**WHAT THIS TASK INVOLVES:** Show all lines from the listing below that contain "Data".

**INFORMATION SHOWN:**
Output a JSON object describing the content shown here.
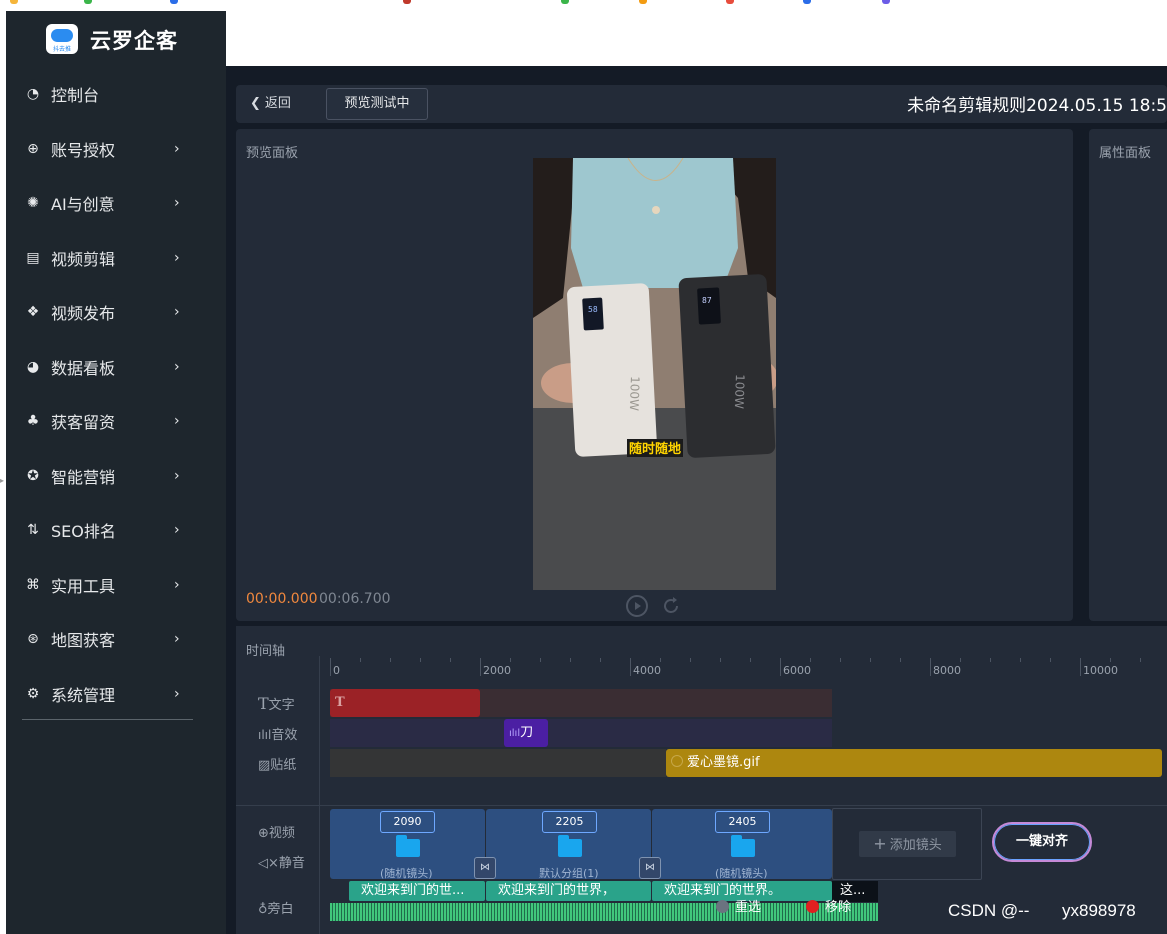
{
  "brand": {
    "name": "云罗企客",
    "logo_sub": "抖去推"
  },
  "nav": [
    {
      "label": "控制台",
      "icon": "dashboard-icon",
      "glyph": "◔",
      "arrow": false
    },
    {
      "label": "账号授权",
      "icon": "crosshair-icon",
      "glyph": "⊕",
      "arrow": true
    },
    {
      "label": "AI与创意",
      "icon": "brain-icon",
      "glyph": "✺",
      "arrow": true
    },
    {
      "label": "视频剪辑",
      "icon": "film-icon",
      "glyph": "▤",
      "arrow": true
    },
    {
      "label": "视频发布",
      "icon": "cluster-icon",
      "glyph": "❖",
      "arrow": true
    },
    {
      "label": "数据看板",
      "icon": "pie-chart-icon",
      "glyph": "◕",
      "arrow": true
    },
    {
      "label": "获客留资",
      "icon": "sitemap-icon",
      "glyph": "♣",
      "arrow": true
    },
    {
      "label": "智能营销",
      "icon": "palette-icon",
      "glyph": "✪",
      "arrow": true
    },
    {
      "label": "SEO排名",
      "icon": "sort-icon",
      "glyph": "⇅",
      "arrow": true
    },
    {
      "label": "实用工具",
      "icon": "command-icon",
      "glyph": "⌘",
      "arrow": true
    },
    {
      "label": "地图获客",
      "icon": "map-icon",
      "glyph": "⊛",
      "arrow": true
    },
    {
      "label": "系统管理",
      "icon": "gear-icon",
      "glyph": "⚙",
      "arrow": true
    }
  ],
  "toolbar": {
    "back_label": "返回",
    "preview_label": "预览测试中",
    "title": "未命名剪辑规则2024.05.15 18:5"
  },
  "preview": {
    "label": "预览面板",
    "time_current": "00:00.000",
    "time_total": "00:06.700",
    "caption": "随时随地",
    "battery_left": "58",
    "battery_right": "87",
    "brand_text": "100W"
  },
  "properties": {
    "label": "属性面板"
  },
  "timeline": {
    "label": "时间轴",
    "ruler": [
      "0",
      "2000",
      "4000",
      "6000",
      "8000",
      "10000"
    ],
    "tracks": {
      "text": "文字",
      "audio": "音效",
      "sticker": "贴纸",
      "video": "视频",
      "mute": "静音",
      "narration": "旁白"
    },
    "text_seg_glyph": "T",
    "audio_seg_label": "刀",
    "sticker_seg_label": "爱心墨镜.gif",
    "clips": [
      {
        "id": "2090",
        "label": "(随机镜头)"
      },
      {
        "id": "2205",
        "label": "默认分组(1)"
      },
      {
        "id": "2405",
        "label": "(随机镜头)"
      }
    ],
    "add_clip_label": "添加镜头",
    "align_label": "一键对齐",
    "narration": [
      "欢迎来到门的世...",
      "欢迎来到门的世界，",
      "欢迎来到门的世界。",
      "这..."
    ],
    "ctx_reselect": "重选",
    "ctx_remove": "移除"
  },
  "watermark": {
    "left": "CSDN @--",
    "right": "yx898978"
  },
  "colors": {
    "sidebar": "#1e262d",
    "main_bg": "#141b26",
    "panel": "#232b38",
    "accent_time": "#f0883e",
    "text_seg": "#9b2226",
    "sticker_seg": "#ad870f",
    "clip": "#2d4f80",
    "narration": "#2aa38a"
  }
}
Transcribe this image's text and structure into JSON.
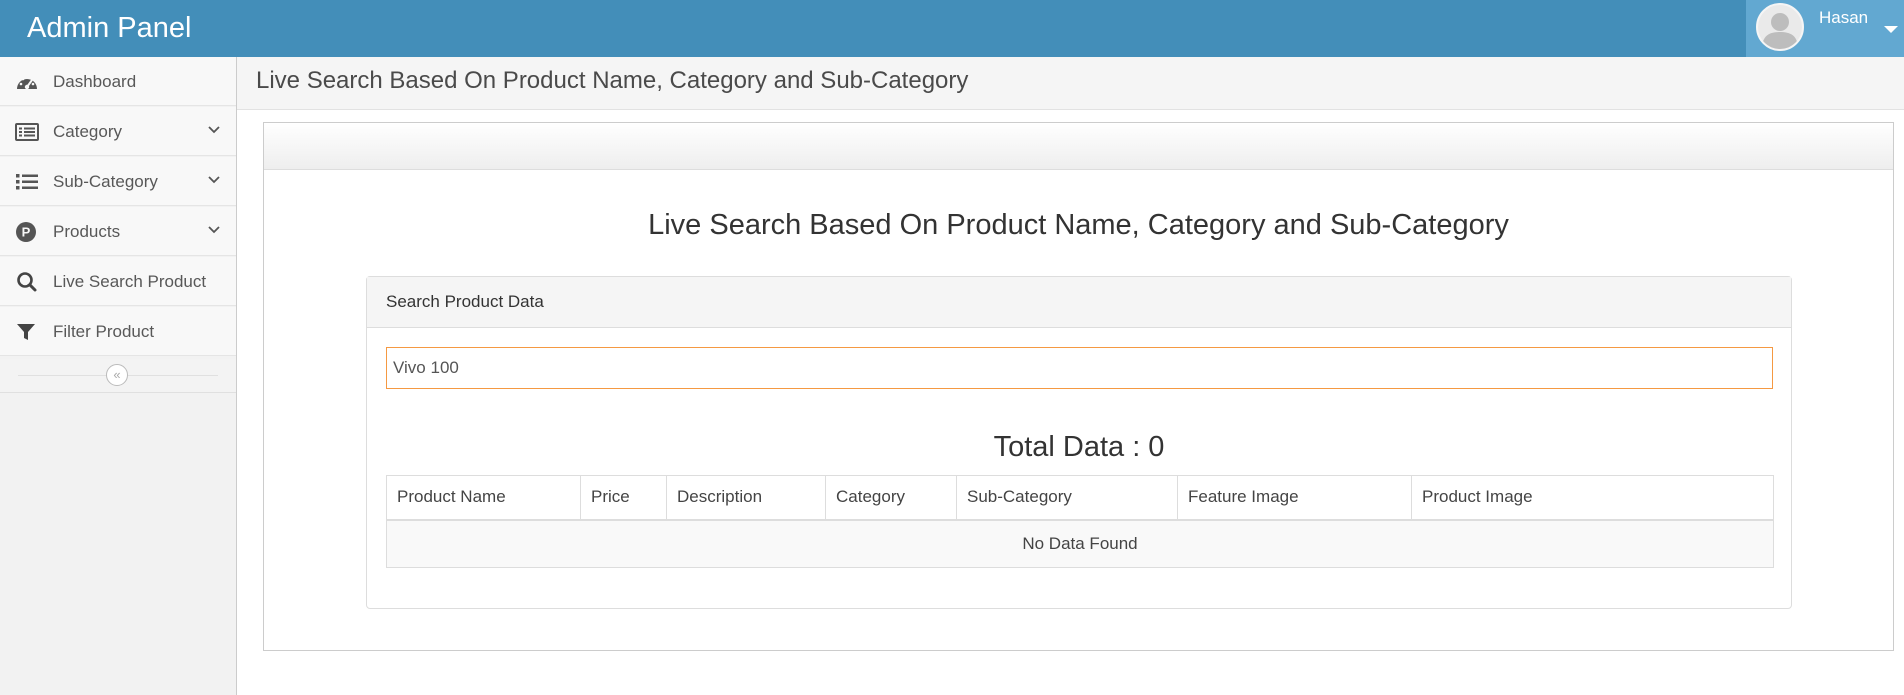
{
  "app": {
    "title": "Admin Panel"
  },
  "user": {
    "name": "Hasan",
    "avatar_icon": "user-avatar-icon"
  },
  "sidebar": {
    "items": [
      {
        "label": "Dashboard",
        "icon": "dashboard-icon",
        "has_submenu": false
      },
      {
        "label": "Category",
        "icon": "list-alt-icon",
        "has_submenu": true
      },
      {
        "label": "Sub-Category",
        "icon": "list-icon",
        "has_submenu": true
      },
      {
        "label": "Products",
        "icon": "product-p-icon",
        "has_submenu": true
      },
      {
        "label": "Live Search Product",
        "icon": "search-icon",
        "has_submenu": false
      },
      {
        "label": "Filter Product",
        "icon": "filter-icon",
        "has_submenu": false
      }
    ],
    "collapse_icon": "double-chevron-left-icon"
  },
  "page": {
    "header_title": "Live Search Based On Product Name, Category and Sub-Category",
    "main_title": "Live Search Based On Product Name, Category and Sub-Category"
  },
  "search_panel": {
    "heading": "Search Product Data",
    "input_value": "Vivo 100"
  },
  "results": {
    "total_label": "Total Data : 0",
    "columns": [
      "Product Name",
      "Price",
      "Description",
      "Category",
      "Sub-Category",
      "Feature Image",
      "Product Image"
    ],
    "empty_message": "No Data Found"
  },
  "colors": {
    "navbar": "#438eb9",
    "user_area": "#62a8d1",
    "input_focus_border": "#f59942"
  }
}
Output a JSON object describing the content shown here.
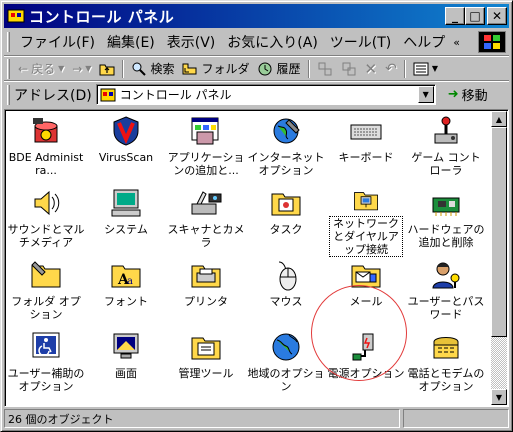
{
  "window": {
    "title": "コントロール パネル",
    "buttons": {
      "minimize": "_",
      "maximize": "□",
      "close": "✕"
    }
  },
  "menu": {
    "items": [
      "ファイル(F)",
      "編集(E)",
      "表示(V)",
      "お気に入り(A)",
      "ツール(T)",
      "ヘルプ"
    ],
    "overflow": "«"
  },
  "toolbar": {
    "back": "戻る",
    "search": "検索",
    "folders": "フォルダ",
    "history": "履歴"
  },
  "address": {
    "label": "アドレス(D)",
    "value": "コントロール パネル",
    "go": "移動"
  },
  "items": [
    {
      "label": "BDE Administra...",
      "icon": "bde-admin-icon"
    },
    {
      "label": "VirusScan",
      "icon": "virusscan-icon"
    },
    {
      "label": "アプリケーションの追加と...",
      "icon": "add-remove-programs-icon"
    },
    {
      "label": "インターネット オプション",
      "icon": "internet-options-icon"
    },
    {
      "label": "キーボード",
      "icon": "keyboard-icon"
    },
    {
      "label": "ゲーム コントローラ",
      "icon": "game-controllers-icon"
    },
    {
      "label": "サウンドとマルチメディア",
      "icon": "sounds-multimedia-icon"
    },
    {
      "label": "システム",
      "icon": "system-icon"
    },
    {
      "label": "スキャナとカメラ",
      "icon": "scanners-cameras-icon"
    },
    {
      "label": "タスク",
      "icon": "scheduled-tasks-icon"
    },
    {
      "label": "ネットワークとダイヤルアップ接続",
      "icon": "network-dialup-icon"
    },
    {
      "label": "ハードウェアの追加と削除",
      "icon": "add-remove-hardware-icon"
    },
    {
      "label": "フォルダ オプション",
      "icon": "folder-options-icon"
    },
    {
      "label": "フォント",
      "icon": "fonts-icon"
    },
    {
      "label": "プリンタ",
      "icon": "printers-icon"
    },
    {
      "label": "マウス",
      "icon": "mouse-icon"
    },
    {
      "label": "メール",
      "icon": "mail-icon"
    },
    {
      "label": "ユーザーとパスワード",
      "icon": "users-passwords-icon"
    },
    {
      "label": "ユーザー補助のオプション",
      "icon": "accessibility-icon"
    },
    {
      "label": "画面",
      "icon": "display-icon"
    },
    {
      "label": "管理ツール",
      "icon": "admin-tools-icon"
    },
    {
      "label": "地域のオプション",
      "icon": "regional-options-icon"
    },
    {
      "label": "電源オプション",
      "icon": "power-options-icon"
    },
    {
      "label": "電話とモデムのオプション",
      "icon": "phone-modem-icon"
    }
  ],
  "status": {
    "text": "26 個のオブジェクト"
  },
  "colors": {
    "title_start": "#000080",
    "title_end": "#1084d0",
    "face": "#c0c0c0",
    "highlight_circle": "#e23b3b"
  }
}
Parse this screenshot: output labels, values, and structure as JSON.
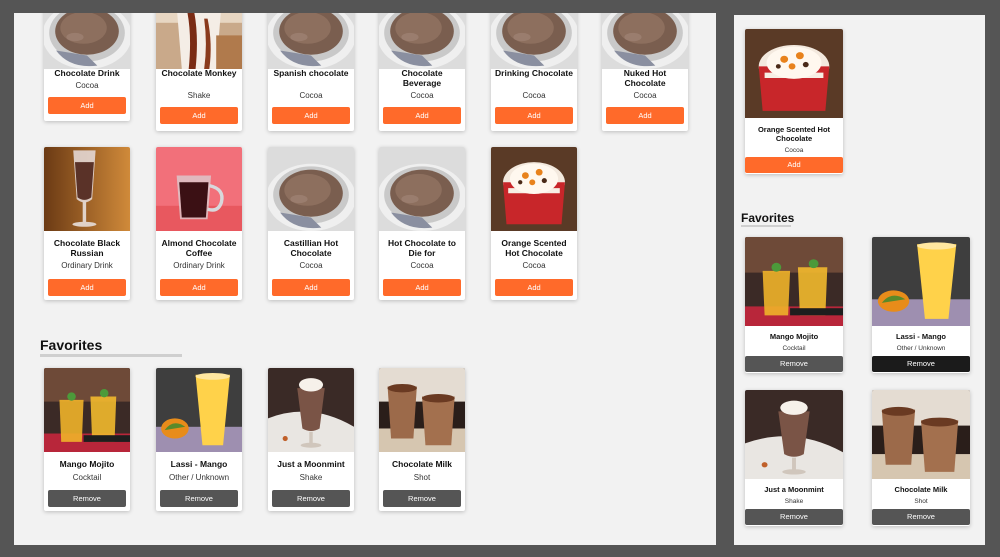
{
  "left": {
    "row1": [
      {
        "name": "Chocolate Drink",
        "category": "Cocoa",
        "button": "Add",
        "image": "cocoa-cup"
      },
      {
        "name": "Chocolate Monkey",
        "category": "Shake",
        "button": "Add",
        "image": "chocolate-monkey"
      },
      {
        "name": "Spanish chocolate",
        "category": "Cocoa",
        "button": "Add",
        "image": "cocoa-cup"
      },
      {
        "name": "Chocolate Beverage",
        "category": "Cocoa",
        "button": "Add",
        "image": "cocoa-cup"
      },
      {
        "name": "Drinking Chocolate",
        "category": "Cocoa",
        "button": "Add",
        "image": "cocoa-cup"
      },
      {
        "name": "Nuked Hot Chocolate",
        "category": "Cocoa",
        "button": "Add",
        "image": "cocoa-cup"
      }
    ],
    "row2": [
      {
        "name": "Chocolate Black Russian",
        "category": "Ordinary Drink",
        "button": "Add",
        "image": "black-russian"
      },
      {
        "name": "Almond Chocolate Coffee",
        "category": "Ordinary Drink",
        "button": "Add",
        "image": "almond-coffee"
      },
      {
        "name": "Castillian Hot Chocolate",
        "category": "Cocoa",
        "button": "Add",
        "image": "cocoa-cup"
      },
      {
        "name": "Hot Chocolate to Die for",
        "category": "Cocoa",
        "button": "Add",
        "image": "cocoa-cup"
      },
      {
        "name": "Orange Scented Hot Chocolate",
        "category": "Cocoa",
        "button": "Add",
        "image": "orange-mug"
      }
    ],
    "favorites_title": "Favorites",
    "favorites": [
      {
        "name": "Mango Mojito",
        "category": "Cocktail",
        "button": "Remove",
        "image": "mango-mojito"
      },
      {
        "name": "Lassi - Mango",
        "category": "Other / Unknown",
        "button": "Remove",
        "image": "lassi-mango"
      },
      {
        "name": "Just a Moonmint",
        "category": "Shake",
        "button": "Remove",
        "image": "moonmint"
      },
      {
        "name": "Chocolate Milk",
        "category": "Shot",
        "button": "Remove",
        "image": "chocolate-milk"
      }
    ]
  },
  "right": {
    "top_card": {
      "name": "Orange Scented Hot Chocolate",
      "category": "Cocoa",
      "button": "Add",
      "image": "orange-mug"
    },
    "favorites_title": "Favorites",
    "favorites": [
      {
        "name": "Mango Mojito",
        "category": "Cocktail",
        "button": "Remove",
        "image": "mango-mojito"
      },
      {
        "name": "Lassi - Mango",
        "category": "Other / Unknown",
        "button": "Remove",
        "image": "lassi-mango"
      },
      {
        "name": "Just a Moonmint",
        "category": "Shake",
        "button": "Remove",
        "image": "moonmint"
      },
      {
        "name": "Chocolate Milk",
        "category": "Shot",
        "button": "Remove",
        "image": "chocolate-milk"
      }
    ]
  },
  "colors": {
    "add_button": "#ff6a2a",
    "remove_button": "#555555",
    "remove_button_hover": "#1b1b1b",
    "panel_background": "#f2f2f2",
    "page_background": "#555555"
  }
}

**RESPONSE:**
    "heading": "Search Product Data",
    "total_label": "Total Data : 0",
    "empty_message": "No Data Found"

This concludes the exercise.